Despite that fact, the city granted QPC permission to build a larger factory in the same neighborhood. City inspectors even granted QPC an exemption from city requirements that such buildings have overhead sprinklers.
On August 31, 1992, QPC burned again, this time sending an even larger plume of vaporized acids, heavy metals and hydrocarbons into the Muldrows' home. The fired burned for 12 hours and smoldered for more than a week.
Flora's father lived only four blocks from her home at 32nd Street and Mobile. Her father's home was enveloped in the QPC smoke that day.
Within weeks, he began losing weight. Within six months, his weight had dropped from 250 pounds to 129. His arms were covered with blisters.
Doctors couldn't determine what was wrong with him.
A survey taken in 1994 of homeowners who lived near QPC showed an alarming rise in the number of cancer cases in the neighborhood. Residents developed rashes, lung ailments, eye disorders. In many cases, people's hair began falling out.
More than 500 residents documented some sort of ailment following the fire.
In 1994, the City of Phoenix adopted its Uniform Fire Code, which detailed specific rules for transporting, storing, handling and disposing of hazardous chemicals.
The problem: The city didn't have inspectors to enforce the rules.
In 1995, a state environmental task force deemed Muldrow's neighborhood a "High Risk/High Priority" area and made numerous recommendations for protecting the residents of south Phoenix.
But none of the recommendations were implemented.
Two years later, south Phoenix residents were able to secure a grant from the Environmental Protection Agency. Homes and soil were tested for contamination.
Flora's father's home was tested and was found to have high levels of chloride, lead, copper, zinc and numerous other toxins.
Many of the homes were gutted to rid them of the contamination.
Despite all this, city officials failed to inspect the other warehouses and factories surrounding the Muldrows and their neighbors.
A few blocks away, another time bomb was ticking inside the Central Garden warehouse.
Chemical fires were nothing new for Central Garden and Pet Supply.
In 1992, the same year as the second QPC fire in south Phoenix, a Central Garden warehouse in Baton Rouge, Louisiana, also caught fire.
The 1992 blaze began when Central Garden workers dropped several pallets of the pool chemical calcium hypochlorite. As the workers tried to clean up the mess, the chemical began reacting violently. The chlorine tablets finally exploded, sending a cloud of chlorine vapor over Baton Rouge. Police evacuated nearby residents.
Phoenix and Arizona environmental officials didn't know about the 1992 fire until earlier this year.
In fact, they knew next to nothing about Central Garden's activities.
By August 2000, Central Garden's Phoenix warehouse was brimming with deadly poisons. The company's inventory included dozens of chemicals on the federal CERCLA Hazardous Chemicals list and the EPCRA Extremely Hazardous Substances list. Many of the chemicals are the most hazardous used in industry today.

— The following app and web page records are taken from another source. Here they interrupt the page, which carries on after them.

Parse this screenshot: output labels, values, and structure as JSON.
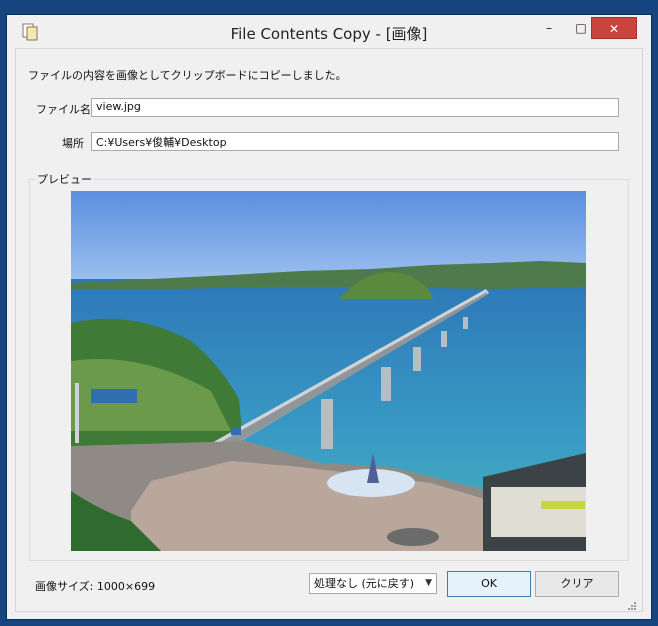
{
  "window": {
    "title": "File Contents Copy - [画像]"
  },
  "titlebar_buttons": {
    "minimize": "–",
    "maximize": "□",
    "close": "✕"
  },
  "message": "ファイルの内容を画像としてクリップボードにコピーしました。",
  "fields": {
    "filename_label": "ファイル名",
    "filename_value": "view.jpg",
    "location_label": "場所",
    "location_value": "C:¥Users¥俊輔¥Desktop"
  },
  "preview": {
    "group_label": "プレビュー"
  },
  "footer": {
    "image_size": "画像サイズ: 1000×699",
    "process_option": "処理なし (元に戻す)",
    "ok_label": "OK",
    "clear_label": "クリア"
  },
  "icons": {
    "app": "copy-document-icon",
    "combo_arrow": "chevron-down-icon",
    "resize": "resize-grip-icon"
  }
}
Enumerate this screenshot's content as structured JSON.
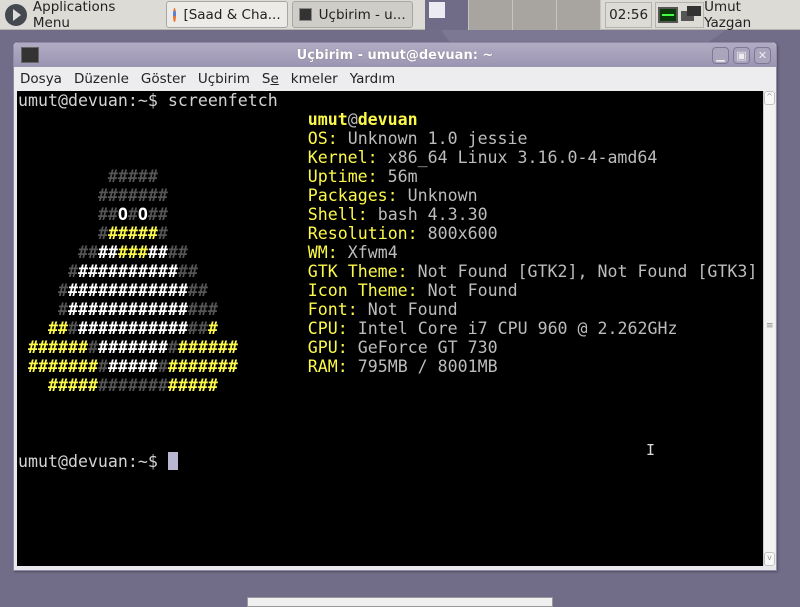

Besides calcium hypochlorite, the warehouse held diazenon, malathion, 2,4-D and Dursban.
Yet Central Garden failed to report to the city the extent of the chemicals it was storing.
Central Garden and Pet Supply officials refused to speak about the August 2000 fire. Central Garden no longer has a warehouse in the Valley, according to the company's spokesman.
On the morning of August 2, 2000, Central Garden employees began smelling a heavy chlorine odor in the warehouse. Workers determined the odor was coming from pallets stacked with five-gallon plastic buckets full of trichloro chlorine tablets. A supervisor ordered workers to move the chlorine tablets outside the warehouse.
Early that afternoon, believing the chemicals had been properly ventilated, they moved the trichloro tablets back into the warehouse.
At 3:50 p.m., the last Central Garden employee left the building. The building still smelled of chlorine, the man told fire investigators. The man set the warehouse alarm and drove home.
Over the next hour, the chemicals apparently began to react violently, much as they had in the 1992 fire in Louisiana.
At 5:02 p.m., alarms sounded and smoke began rolling from the building. The fire quickly overwhelmed the warehouse's sprinkler system.